Restraint of Trade - The Lowdown

 

... Trade restraints are regularly used to restrict the way in which entities or individuals conduct business. They’re often found in commercial contracts, such as agreements for the sale and purchase of a business, franchise agreements, partnership agreements to name a few examples. 

They can also be included in commercial leases to protect the business of neighbouring tenants, or by landlords wanting to increase the value of their investment by restricting the business use at the particular location. The owner of a shopping complex for example may wish to prevent tenant businesses conducting similar activities to their own, or from changing the type of business in future.

Many employees will also see them if they check their employment agreement, particularly if they occupy a senior role or have access to confidential information or client relationships that are sensitive to their employer’s operations.

A lesser known, but still important, example of a restraint of trade is the encumbrance that can be registered on a property’s title to prevent a future owner from using the property for a particular commercial activity.

As you can see from all this, trade restraints are varied and often used.

Are they enforceable?

This is the main question we get asked. Many people think such restraints are unenforceable and they can do what they want regardless of them being subject to one. That isn’t necessarily true. Whether a particular restraint of trade is enforceable will often come down to reasonableness. That is a term that has long been the subject of legal debate and can vary on a case by case basis.

Geographical restriction, the nature of the activity restricted, the timeframe of the restriction and whether benefits have been given for the restraint that reflect the obligation imposed are all relevant to reasonableness and its enforceability. These are all important, as the courts have wide powers to modify or remove restraints of trade, or to decline to enforce them altogether in the absence of reasonableness. This last power was interestingly referred to as the “blue pencil rule” in the past and is now found in section 83 of the recently enacted Contract and Commercial Law Act 2017.

Restraints of trade clauses often say that the parties agree they are reasonable, that consideration has been provided for them, and that they are separate from other obligations in the contract. However, there is no such thing as a standard restraint of trade, and the particular context should be carefully considered before parties agree to such a restriction or when considering enforcement.
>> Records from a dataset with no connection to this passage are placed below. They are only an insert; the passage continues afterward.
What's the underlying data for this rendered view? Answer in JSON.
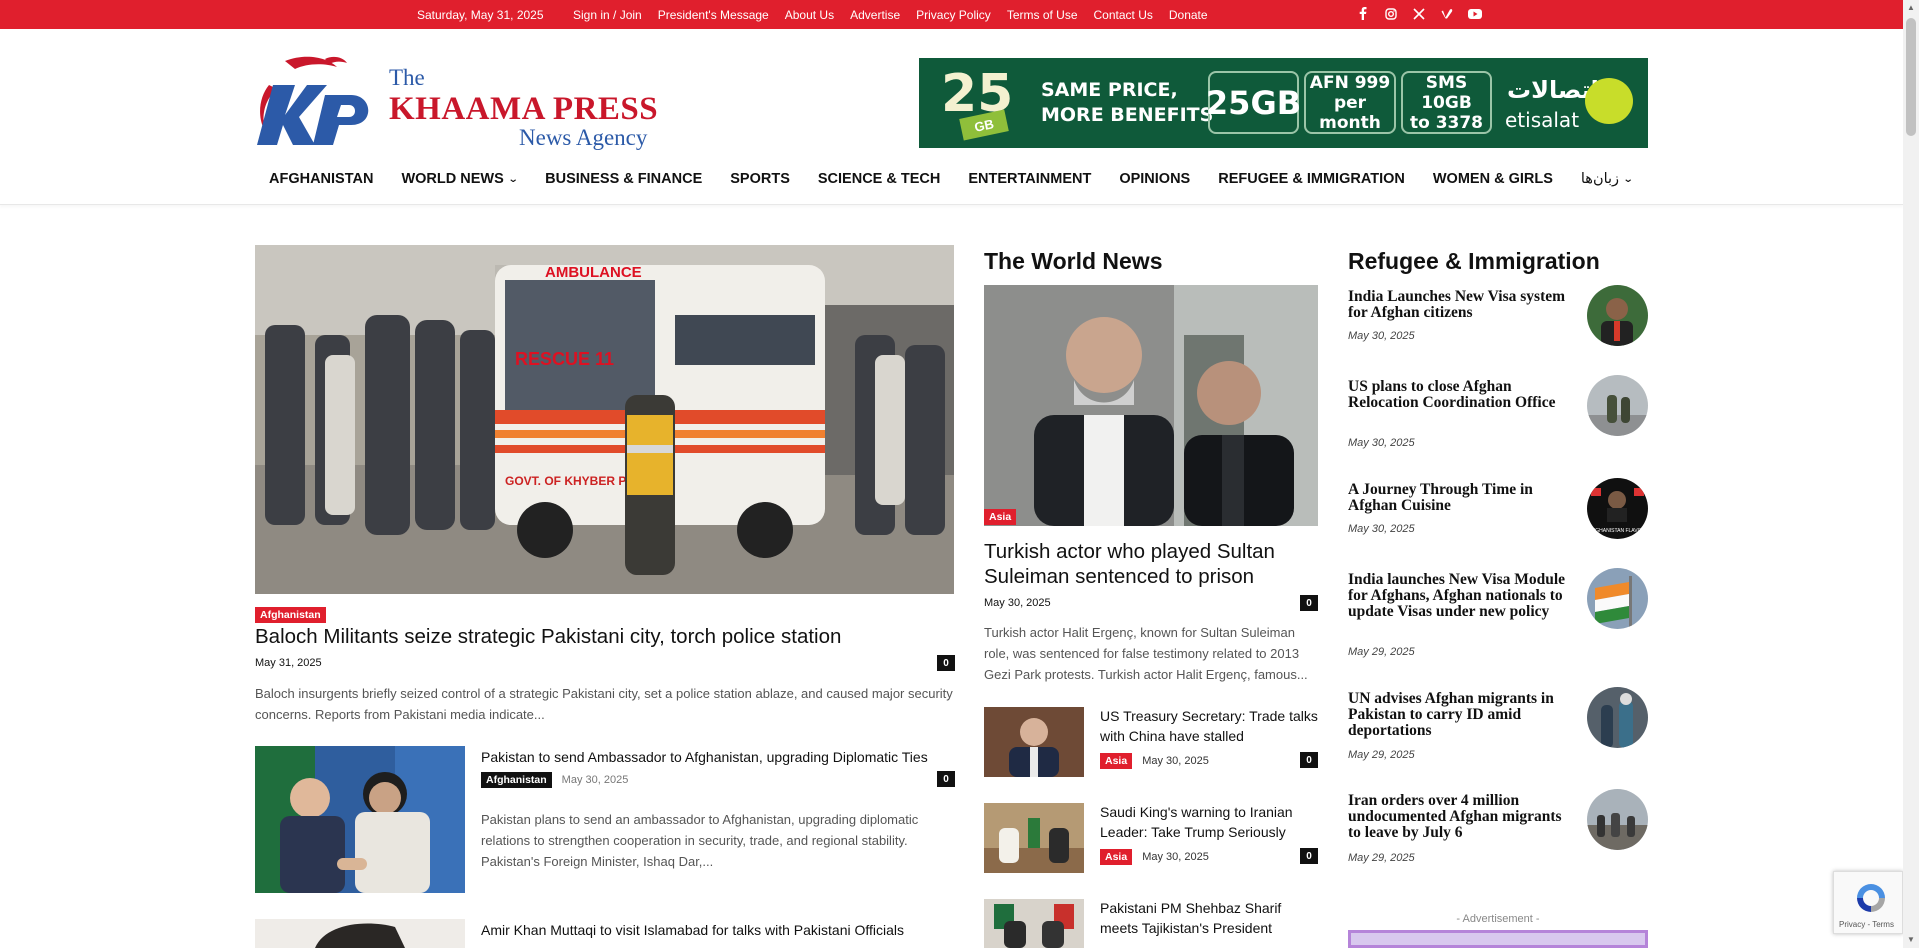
{
  "topbar": {
    "date": "Saturday, May 31, 2025",
    "links": [
      "Sign in / Join",
      "President's Message",
      "About Us",
      "Advertise",
      "Privacy Policy",
      "Terms of Use",
      "Contact Us",
      "Donate"
    ],
    "social_icons": [
      "facebook-icon",
      "instagram-icon",
      "x-icon",
      "vimeo-icon",
      "youtube-icon"
    ],
    "accent": "#e01f2d"
  },
  "logo": {
    "the": "The",
    "brand": "KHAAMA PRESS",
    "agency": "News Agency",
    "mark_text": "Kp"
  },
  "banner": {
    "number": "25",
    "gb": "GB",
    "slogan_line1": "SAME PRICE,",
    "slogan_line2": "MORE BENEFITS",
    "box1": "25GB",
    "box2_line1": "AFN 999",
    "box2_line2": "per month",
    "box3_line1": "SMS 10GB",
    "box3_line2": "to 3378",
    "arabic": "اتصالات",
    "brand": "etisalat"
  },
  "nav": [
    {
      "label": "AFGHANISTAN"
    },
    {
      "label": "WORLD NEWS",
      "has_dropdown": true
    },
    {
      "label": "BUSINESS & FINANCE"
    },
    {
      "label": "SPORTS"
    },
    {
      "label": "SCIENCE & TECH"
    },
    {
      "label": "ENTERTAINMENT"
    },
    {
      "label": "OPINIONS"
    },
    {
      "label": "REFUGEE & IMMIGRATION"
    },
    {
      "label": "WOMEN & GIRLS"
    },
    {
      "label": "زبان‌ها",
      "has_dropdown": true
    }
  ],
  "lead": {
    "ambulance_text": "AMBULANCE",
    "rescue_text": "RESCUE 11",
    "govt_text": "GOVT. OF KHYBER PAKHTU",
    "tag": "Afghanistan",
    "title": "Baloch Militants seize strategic Pakistani city, torch police station",
    "date": "May 31, 2025",
    "comments": "0",
    "excerpt": "Baloch insurgents briefly seized control of a strategic Pakistani city, set a police station ablaze, and caused major security concerns. Reports from Pakistani media indicate..."
  },
  "sub_articles": [
    {
      "title": "Pakistan to send Ambassador to Afghanistan, upgrading Diplomatic Ties",
      "tag": "Afghanistan",
      "date": "May 30, 2025",
      "comments": "0",
      "excerpt": "Pakistan plans to send an ambassador to Afghanistan, upgrading diplomatic relations to strengthen cooperation in security, trade, and regional stability. Pakistan's Foreign Minister, Ishaq Dar,..."
    },
    {
      "title": "Amir Khan Muttaqi to visit Islamabad for talks with Pakistani Officials"
    }
  ],
  "world_news": {
    "section_title": "The World News",
    "main": {
      "tag": "Asia",
      "title": "Turkish actor who played Sultan Suleiman sentenced to prison",
      "date": "May 30, 2025",
      "comments": "0",
      "excerpt": "Turkish actor Halit Ergenç, known for Sultan Suleiman role, was sentenced for false testimony related to 2013 Gezi Park protests. Turkish actor Halit Ergenç, famous..."
    },
    "items": [
      {
        "title": "US Treasury Secretary: Trade talks with China have stalled",
        "tag": "Asia",
        "date": "May 30, 2025",
        "comments": "0"
      },
      {
        "title": "Saudi King's warning to Iranian Leader: Take Trump Seriously",
        "tag": "Asia",
        "date": "May 30, 2025",
        "comments": "0"
      },
      {
        "title": "Pakistani PM Shehbaz Sharif meets Tajikistan's President"
      }
    ]
  },
  "refugee": {
    "section_title": "Refugee & Immigration",
    "items": [
      {
        "title": "India Launches New Visa system for Afghan citizens",
        "date": "May 30, 2025"
      },
      {
        "title": "US plans to close Afghan Relocation Coordination Office",
        "date": "May 30, 2025"
      },
      {
        "title": "A Journey Through Time in Afghan Cuisine",
        "date": "May 30, 2025",
        "thumb_text": "AFGHANISTAN FLAVOR"
      },
      {
        "title": "India launches New Visa Module for Afghans, Afghan nationals to update Visas under new policy",
        "date": "May 29, 2025"
      },
      {
        "title": "UN advises Afghan migrants in Pakistan to carry ID amid deportations",
        "date": "May 29, 2025"
      },
      {
        "title": "Iran orders over 4 million undocumented Afghan migrants to leave by July 6",
        "date": "May 29, 2025"
      }
    ],
    "ad_label": "- Advertisement -"
  },
  "recaptcha": {
    "text": "Privacy - Terms"
  }
}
The best legal advice we can give here is to have us review a contract containing a restraint of trade, or when you think it could be worthwhile putting one in it prior to signing.  We are best placed at that point to identify potential fish hooks and protect your best interests for the future. Getting our advice on enforceability, if this becomes live, is also important.

 

Helen Williams

 

In 1977 a young school leaver joined EJ Corcoran Thwaites and Brown as an office junior and law clerk. This December Corcoran French celebrates and congratulates Helen Williams, Registered Legal Executive on her 40 years with the firm. Helen is based on our Kaiapoi office and her areas of expertise include property conveyancing, estates and wills. Helen has seen a number of changes will over her time with the firm both in terms of the partnership as well as in her area of legal practice. We congratulate Helen on her anniversary and thank her for all her commitment and years of excellent service.